Biologist creates digital media to support estuary conservation Meet Jake Krauss

Jake Krauss

By creating digital media, Jake Krauss is bridging the gap between conservation and the general public. (Photo Credit: Tina Berles) 

Jake Krauss is a biologist with a passion for communications. He always loved animals, and as an undergraduate of ecology and evolutionary biology he volunteered for an expedition to Madagascar with a Ph.D. student. Tropical biomes quickly became one of his favorite subjects. Later, after a teaching assistant in one of his classes left to host a science television show, Krauss realized how much the prospect of sharing science with the world excited him. Then, he earned his master’s degree in tropical biodiversity and ecosystems. 

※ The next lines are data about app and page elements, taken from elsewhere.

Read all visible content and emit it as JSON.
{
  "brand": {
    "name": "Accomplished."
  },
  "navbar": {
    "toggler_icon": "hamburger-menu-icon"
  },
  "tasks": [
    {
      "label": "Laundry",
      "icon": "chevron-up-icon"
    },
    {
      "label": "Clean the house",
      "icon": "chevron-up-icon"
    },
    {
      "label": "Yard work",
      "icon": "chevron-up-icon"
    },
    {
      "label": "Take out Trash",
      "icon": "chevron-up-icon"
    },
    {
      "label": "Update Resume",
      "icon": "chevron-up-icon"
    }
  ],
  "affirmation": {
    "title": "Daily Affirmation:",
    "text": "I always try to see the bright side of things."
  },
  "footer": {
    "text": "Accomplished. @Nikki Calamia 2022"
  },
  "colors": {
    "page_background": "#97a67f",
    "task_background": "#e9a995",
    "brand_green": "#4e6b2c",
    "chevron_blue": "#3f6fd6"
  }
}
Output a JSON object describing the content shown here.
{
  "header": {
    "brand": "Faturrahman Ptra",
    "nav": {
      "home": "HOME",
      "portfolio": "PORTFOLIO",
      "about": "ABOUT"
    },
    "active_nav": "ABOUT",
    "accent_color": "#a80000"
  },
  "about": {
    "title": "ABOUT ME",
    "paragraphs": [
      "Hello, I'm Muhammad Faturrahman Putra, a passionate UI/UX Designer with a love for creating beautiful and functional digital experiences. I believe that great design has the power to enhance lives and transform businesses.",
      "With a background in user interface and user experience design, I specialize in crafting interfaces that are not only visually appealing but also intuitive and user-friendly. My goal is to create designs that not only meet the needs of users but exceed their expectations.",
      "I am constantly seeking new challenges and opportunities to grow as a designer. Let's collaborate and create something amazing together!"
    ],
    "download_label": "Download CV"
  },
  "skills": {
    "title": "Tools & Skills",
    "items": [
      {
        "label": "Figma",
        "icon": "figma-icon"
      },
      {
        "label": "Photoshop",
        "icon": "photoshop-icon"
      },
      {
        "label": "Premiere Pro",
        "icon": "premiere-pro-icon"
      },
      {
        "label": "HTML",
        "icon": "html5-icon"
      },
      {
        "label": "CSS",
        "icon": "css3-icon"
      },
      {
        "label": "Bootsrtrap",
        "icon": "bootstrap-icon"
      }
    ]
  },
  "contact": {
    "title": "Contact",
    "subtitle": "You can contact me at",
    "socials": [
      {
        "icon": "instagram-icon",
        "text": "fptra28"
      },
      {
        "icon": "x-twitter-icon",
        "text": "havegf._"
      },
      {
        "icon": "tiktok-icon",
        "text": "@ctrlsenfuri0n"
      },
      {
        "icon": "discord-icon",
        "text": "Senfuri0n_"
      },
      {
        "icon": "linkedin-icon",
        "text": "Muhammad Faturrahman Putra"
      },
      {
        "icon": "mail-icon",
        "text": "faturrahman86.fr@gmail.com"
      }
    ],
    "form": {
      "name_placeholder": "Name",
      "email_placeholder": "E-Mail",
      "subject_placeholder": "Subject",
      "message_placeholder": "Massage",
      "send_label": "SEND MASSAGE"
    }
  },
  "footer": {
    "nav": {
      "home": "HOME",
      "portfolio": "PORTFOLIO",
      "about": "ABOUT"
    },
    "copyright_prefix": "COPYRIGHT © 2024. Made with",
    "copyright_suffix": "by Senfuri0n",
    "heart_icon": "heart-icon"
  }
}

“I seem to have followed that same trajectory, doing research for a while, traveling around and then pursuing science communication projects,” said Krauss. 

After an internship with the National Environmental Education Foundation (NEEF) Krauss joined the Oak Ridge Institute for Science and Education (ORISE) as a fellow at the Environmental Protection Agency (EPA) Office of Water (OW). Krauss is learning science communications firsthand under the mentorship of Gabrielle Minton and Emily Bender at OW. 

The EPA Research Participation Programs provide college students, recent graduates, and university faculty opportunities to participate in current environmental research in areas such as air and radiation, water quality, solid waste and emergency response. The Communications and External Engagement Staff in EPA's Office of Water supports a wide breadth of outreach activities for the office. 

His project puts a spotlight on estuaries, important ecosystems where freshwater rivers meet saltwater from the ocean. Specifically, Krauss is highlighting the 28 estuaries which compose the EPA’s National Estuary Program (NEP). To do this, Krauss created a social media campaign to increase estuary awareness. Additionally, he creates themed content for other EPA priorities, like “Coral Reef Awareness Week.” 

By creating media content, the EPA hopes to close the gap between general audiences and the importance of wetlands and estuaries, as well highlight the important part that the Office of Water plays with NEP. 

“Given the increase of climate threats, it is more important now than ever to demonstrate the value of protecting estuaries and wetlands and how EPA is essential to that work,” explained Krauss. 

Krauss spends much of his participation coming up with new ideas, developing digital content and collaborating with scientists and other communicators. One particularly unique experience he’s had is learning from a team member how to alternate between close shots and wide shots to create visual interest. He’s also learned the intricacies of different social media websites, such as using character limits to his advantage. He recently received a travel grant to attend the Science Writing Conference in Boulder, Colorado. Lastly, Krauss was a national finalist for Ignite Off 2023 with his talk about the National Estuary Program. 

Krauss recommends the EPA program and says that it is a good learning opportunity and a good steppingstone between field research and an office setting. He offered some advice to potential ORISE applicants. “There are many different kinds of appointments, so make sure you find one that aligns with your interests and goals.” 

After his appointment ends, Krauss plans to continue advocating for conservation using communications and digital media. 

Watch Jake's interview about his time as an ORISE Participant


The EPA Research Participation Program is administered by the Oak Ridge Institute for Science and Education (ORISE). ORISE is managed for the U.S Department of Energy by Oak Ridge Associated Universities (ORAU)